** Opening Study material block **

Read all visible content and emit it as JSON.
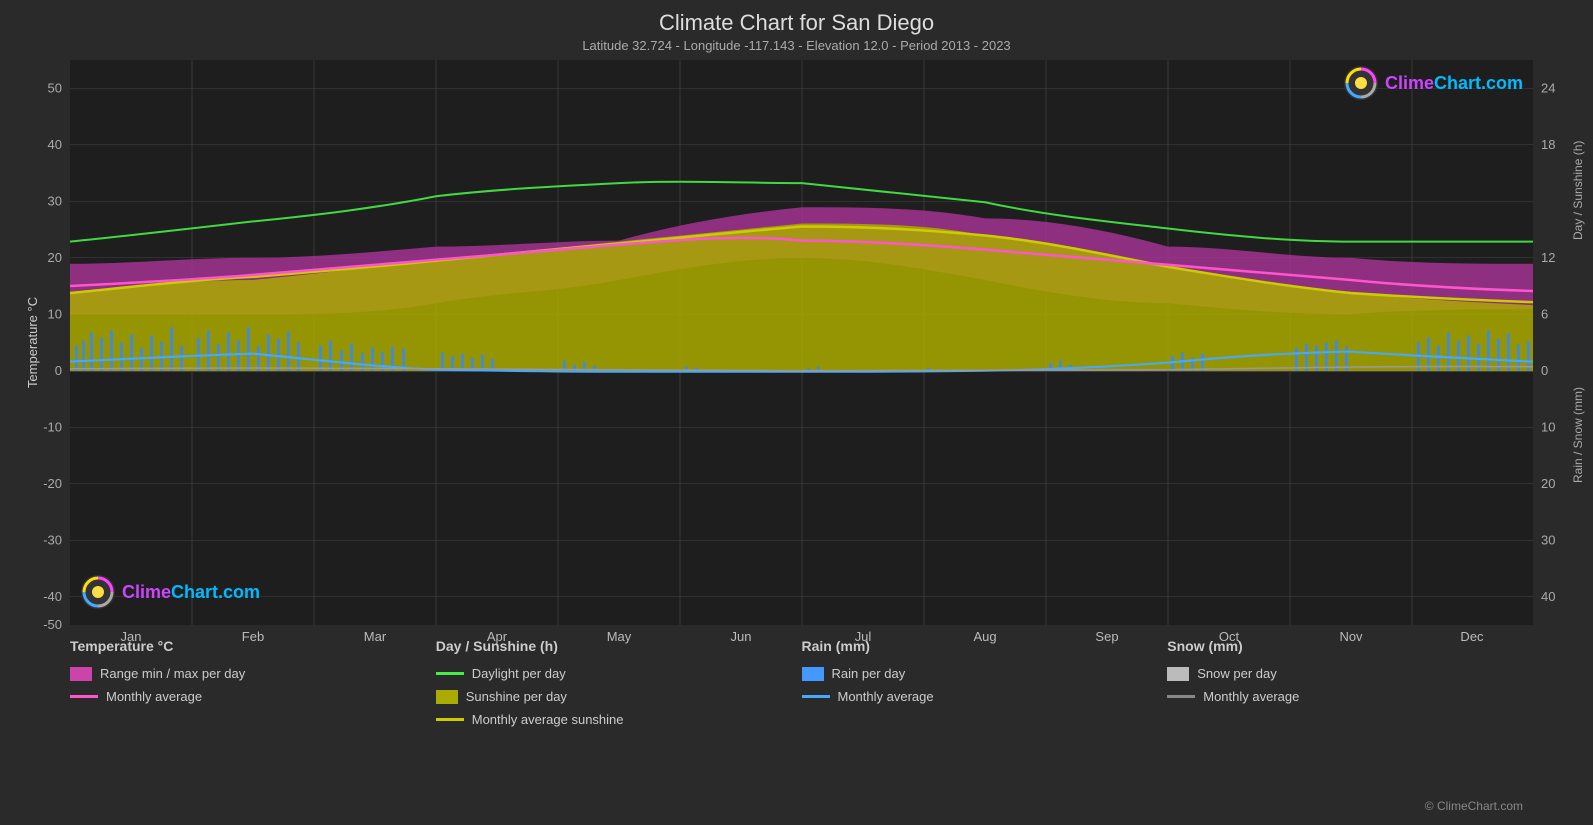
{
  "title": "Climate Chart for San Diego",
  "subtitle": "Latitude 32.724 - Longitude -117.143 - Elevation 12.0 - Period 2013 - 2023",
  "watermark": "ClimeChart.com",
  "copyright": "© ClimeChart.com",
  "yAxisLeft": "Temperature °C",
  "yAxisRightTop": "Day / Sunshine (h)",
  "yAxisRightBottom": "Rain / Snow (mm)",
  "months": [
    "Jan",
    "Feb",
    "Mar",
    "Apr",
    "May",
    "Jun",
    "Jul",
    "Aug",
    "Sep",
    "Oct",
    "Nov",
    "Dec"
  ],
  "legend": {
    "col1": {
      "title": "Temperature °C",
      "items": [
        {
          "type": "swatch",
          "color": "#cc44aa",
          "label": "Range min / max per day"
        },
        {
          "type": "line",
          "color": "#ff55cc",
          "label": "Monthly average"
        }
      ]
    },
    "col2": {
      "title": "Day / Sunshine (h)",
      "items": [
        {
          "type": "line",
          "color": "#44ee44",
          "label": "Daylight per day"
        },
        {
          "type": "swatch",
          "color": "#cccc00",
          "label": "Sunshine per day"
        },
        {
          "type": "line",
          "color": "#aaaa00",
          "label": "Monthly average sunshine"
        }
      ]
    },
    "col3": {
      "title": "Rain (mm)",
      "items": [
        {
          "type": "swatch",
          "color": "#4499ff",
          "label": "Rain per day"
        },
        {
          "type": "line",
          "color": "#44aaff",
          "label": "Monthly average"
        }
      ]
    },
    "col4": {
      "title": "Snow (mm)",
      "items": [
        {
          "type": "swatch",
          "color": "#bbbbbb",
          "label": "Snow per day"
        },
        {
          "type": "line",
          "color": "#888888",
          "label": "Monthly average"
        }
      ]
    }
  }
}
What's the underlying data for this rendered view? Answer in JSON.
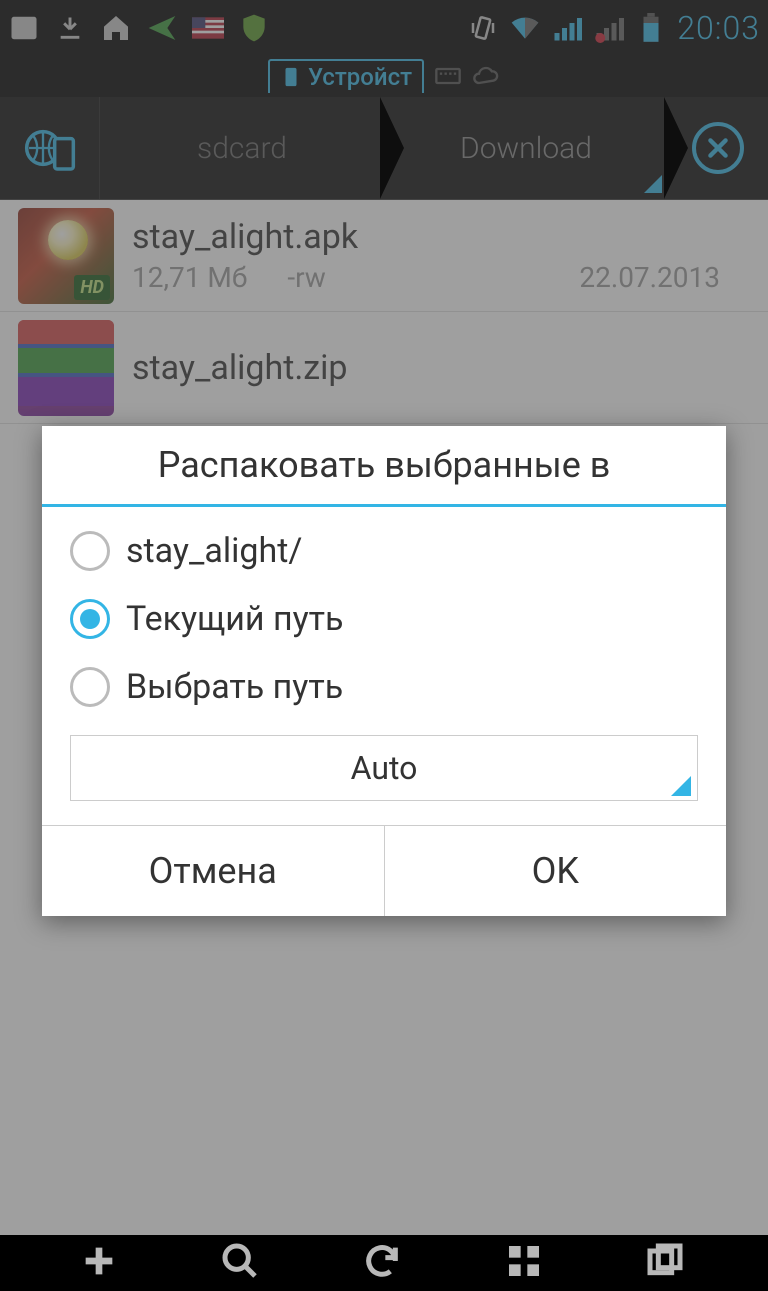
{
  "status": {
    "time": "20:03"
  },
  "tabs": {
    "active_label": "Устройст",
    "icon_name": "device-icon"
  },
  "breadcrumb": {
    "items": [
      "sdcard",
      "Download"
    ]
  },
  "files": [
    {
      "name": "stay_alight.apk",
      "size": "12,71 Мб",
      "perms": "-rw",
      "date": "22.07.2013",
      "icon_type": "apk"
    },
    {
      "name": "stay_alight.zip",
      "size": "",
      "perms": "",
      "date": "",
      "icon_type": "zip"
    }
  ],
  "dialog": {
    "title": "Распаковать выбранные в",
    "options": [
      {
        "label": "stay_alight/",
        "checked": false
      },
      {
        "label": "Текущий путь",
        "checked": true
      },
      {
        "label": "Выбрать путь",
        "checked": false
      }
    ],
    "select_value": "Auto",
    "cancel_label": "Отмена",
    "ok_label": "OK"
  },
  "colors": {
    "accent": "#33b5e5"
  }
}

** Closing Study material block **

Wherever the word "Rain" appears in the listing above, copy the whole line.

  "yAxisRightBottom": "Rain / Snow (mm)",
      "title": "Rain (mm)",
          "label": "Rain per day"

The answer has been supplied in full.